Network Denial of Service: Direct Network Flood

ID Name
T1498.001 Direct Network Flood
T1498.002 Reflection Amplification

Adversaries may attempt to cause a denial of service (DoS) by directly sending a high-volume of network traffic to a target. Direct Network Flood are when one or more systems are used to send a high-volume of network packets towards the targeted service's network. Almost any network protocol may be used for flooding. Stateless protocols such as UDP or ICMP are commonly used but stateful protocols such as TCP can be used as well.

Botnets are commonly used to conduct network flooding attacks against networks and services. Large botnets can generate a significant amount of traffic from systems spread across the global Internet. Adversaries may have the resources to build out and control their own botnet infrastructure or may rent time on an existing botnet to conduct an attack. In some of the worst cases for distributed DoS (DDoS), so many systems are used to generate the flood that each one only needs to send out a small amount of traffic to produce enough volume to saturate the target network. In such circumstances, distinguishing DDoS traffic from legitimate clients becomes exceedingly difficult. Botnets have been used in some of the most high-profile DDoS flooding attacks, such as the 2012 series of incidents that targeted major US banks.[1]

ID: T1498.001
Sub-technique of:  T1498
Tactic: Impact
Platforms: AWS, Azure, Azure AD, GCP, Linux, Office 365, SaaS, Windows, macOS
Data Sources: Netflow/Enclave netflow, Network device logs, Network intrusion detection system, Network protocol analysis, Sensor health and status
Impact Type: Availability
Version: 1.0
Created: 02 March 2020
Last Modified: 29 March 2020


Mitigation Description
Filter Network Traffic

When flood volumes exceed the capacity of the network connection being targeted, it is typically necessary to intercept the incoming traffic upstream to filter out the attack traffic from the legitimate traffic. Such defenses can be provided by the hosting Internet Service Provider (ISP) or by a 3rd party such as a Content Delivery Network (CDN) or providers specializing in DoS mitigations.[2]

Depending on flood volume, on-premises filtering may be possible by blocking source addresses sourcing the attack, blocking ports that are being targeted, or blocking protocols being used for transport.[2]

As immediate response may require rapid engagement of 3rd parties, analyze the risk associated to critical resources being affected by Network DoS attacks and create a disaster recovery plan/business continuity plan to respond to incidents.[2]

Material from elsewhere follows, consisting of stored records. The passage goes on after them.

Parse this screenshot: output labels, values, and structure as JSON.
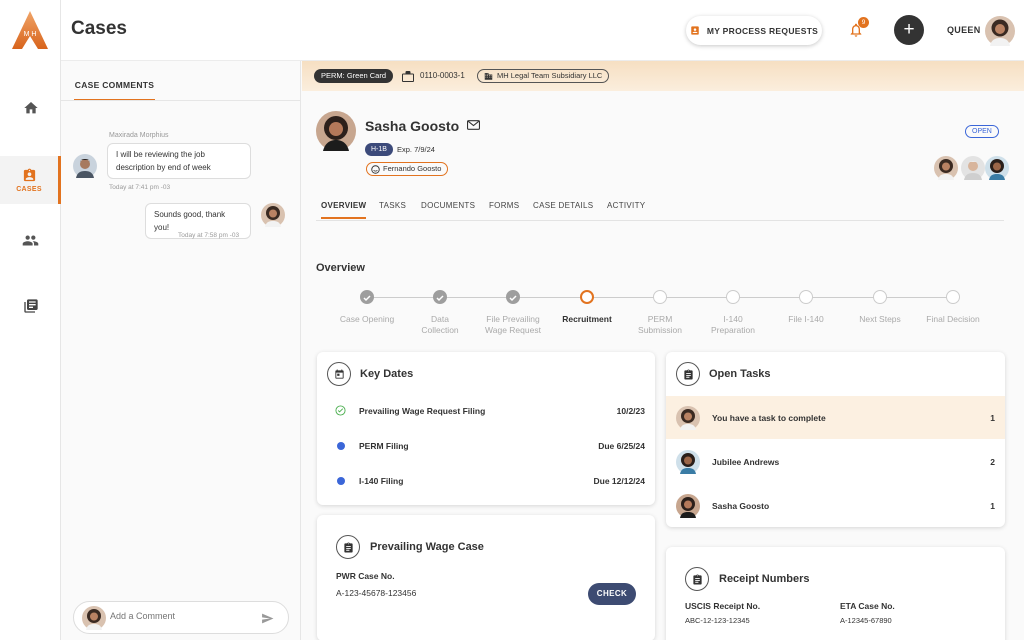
{
  "app": {
    "logo_text": "M H",
    "page_title": "Cases",
    "process_requests_label": "MY PROCESS REQUESTS",
    "notification_count": "9",
    "add_label": "+",
    "user_name": "QUEEN"
  },
  "nav": {
    "cases_label": "CASES"
  },
  "comments": {
    "tab_label": "CASE COMMENTS",
    "messages": [
      {
        "sender": "Maxirada Morphius",
        "text_line1": "I will be reviewing the job",
        "text_line2": "description by end of week",
        "time": "Today at 7:41 pm -03"
      },
      {
        "text": "Sounds good, thank you!",
        "time": "Today at 7:58 pm -03"
      }
    ],
    "input_placeholder": "Add a Comment"
  },
  "case": {
    "type": "PERM: Green Card",
    "number": "0110-0003-1",
    "company": "MH Legal Team Subsidiary LLC",
    "client_name": "Sasha Goosto",
    "visa": "H-1B",
    "expiry": "Exp. 7/9/24",
    "relation": "Fernando Goosto",
    "status": "OPEN"
  },
  "tabs": [
    "OVERVIEW",
    "TASKS",
    "DOCUMENTS",
    "FORMS",
    "CASE DETAILS",
    "ACTIVITY"
  ],
  "overview": {
    "title": "Overview",
    "steps": [
      {
        "line1": "Case Opening",
        "line2": "",
        "state": "done"
      },
      {
        "line1": "Data",
        "line2": "Collection",
        "state": "done"
      },
      {
        "line1": "File Prevailing",
        "line2": "Wage Request",
        "state": "done"
      },
      {
        "line1": "Recruitment",
        "line2": "",
        "state": "current"
      },
      {
        "line1": "PERM",
        "line2": "Submission",
        "state": "todo"
      },
      {
        "line1": "I-140",
        "line2": "Preparation",
        "state": "todo"
      },
      {
        "line1": "File I-140",
        "line2": "",
        "state": "todo"
      },
      {
        "line1": "Next Steps",
        "line2": "",
        "state": "todo"
      },
      {
        "line1": "Final Decision",
        "line2": "",
        "state": "todo"
      }
    ]
  },
  "key_dates": {
    "title": "Key Dates",
    "items": [
      {
        "label": "Prevailing Wage Request Filing",
        "date": "10/2/23"
      },
      {
        "label": "PERM Filing",
        "date": "Due 6/25/24"
      },
      {
        "label": "I-140 Filing",
        "date": "Due 12/12/24"
      }
    ]
  },
  "open_tasks": {
    "title": "Open Tasks",
    "items": [
      {
        "text": "You have a task to complete",
        "count": "1"
      },
      {
        "text": "Jubilee Andrews",
        "count": "2"
      },
      {
        "text": "Sasha Goosto",
        "count": "1"
      }
    ]
  },
  "pwr": {
    "title": "Prevailing Wage Case",
    "label": "PWR Case No.",
    "value": "A-123-45678-123456",
    "button": "CHECK"
  },
  "receipts": {
    "title": "Receipt Numbers",
    "uscis_label": "USCIS Receipt No.",
    "uscis_value": "ABC-12-123-12345",
    "eta_label": "ETA Case No.",
    "eta_value": "A-12345-67890"
  },
  "colors": {
    "accent": "#e2731f",
    "navy": "#3d4b72",
    "blue": "#3b66d8"
  }
}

Detection of a network flood can sometimes be achieved before the traffic volume is sufficient to cause impact to the availability of the service, but such response time typically requires very aggressive monitoring and responsiveness or services provided by an upstream network service provider. Typical network throughput monitoring tools such as netflow[3], SNMP, and custom scripts can be used to detect sudden increases in network or service utilization. Real-time, automated, and qualitative study of the network traffic can identify a sudden surge in one type of protocol can be used to detect a network flood event as it starts. Often, the lead time may be small and the indicator of an event availability of the network or service drops. The analysis tools mentioned can then be used to determine the type of DoS causing the outage and help with remediation.